> Problem details: Show only those lines of the entries where the string "icon" is found.

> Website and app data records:
******************************
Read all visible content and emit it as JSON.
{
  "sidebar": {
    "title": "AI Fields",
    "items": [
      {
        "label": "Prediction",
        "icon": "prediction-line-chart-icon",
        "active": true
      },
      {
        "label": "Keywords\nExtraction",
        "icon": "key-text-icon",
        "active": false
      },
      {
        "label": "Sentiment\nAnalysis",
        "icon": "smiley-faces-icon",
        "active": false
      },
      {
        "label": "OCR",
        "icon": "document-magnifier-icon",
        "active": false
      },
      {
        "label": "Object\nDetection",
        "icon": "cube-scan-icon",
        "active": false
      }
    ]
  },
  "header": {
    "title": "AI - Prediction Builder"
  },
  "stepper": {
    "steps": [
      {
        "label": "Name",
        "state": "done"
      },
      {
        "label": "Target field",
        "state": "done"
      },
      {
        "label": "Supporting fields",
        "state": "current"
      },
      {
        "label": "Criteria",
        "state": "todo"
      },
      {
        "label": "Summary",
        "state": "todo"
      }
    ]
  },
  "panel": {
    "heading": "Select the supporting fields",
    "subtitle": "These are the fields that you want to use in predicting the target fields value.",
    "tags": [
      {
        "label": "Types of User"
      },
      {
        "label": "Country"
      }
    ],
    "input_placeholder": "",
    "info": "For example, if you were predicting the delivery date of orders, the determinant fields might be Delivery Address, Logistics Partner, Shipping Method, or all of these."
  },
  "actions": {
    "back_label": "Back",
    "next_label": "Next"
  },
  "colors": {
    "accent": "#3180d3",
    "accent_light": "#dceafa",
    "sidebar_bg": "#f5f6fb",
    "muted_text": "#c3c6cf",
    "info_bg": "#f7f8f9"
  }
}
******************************
> Response to the task:
        "icon": "prediction-line-chart-icon",
        "icon": "key-text-icon",
        "icon": "smiley-faces-icon",
        "icon": "document-magnifier-icon",
        "icon": "cube-scan-icon",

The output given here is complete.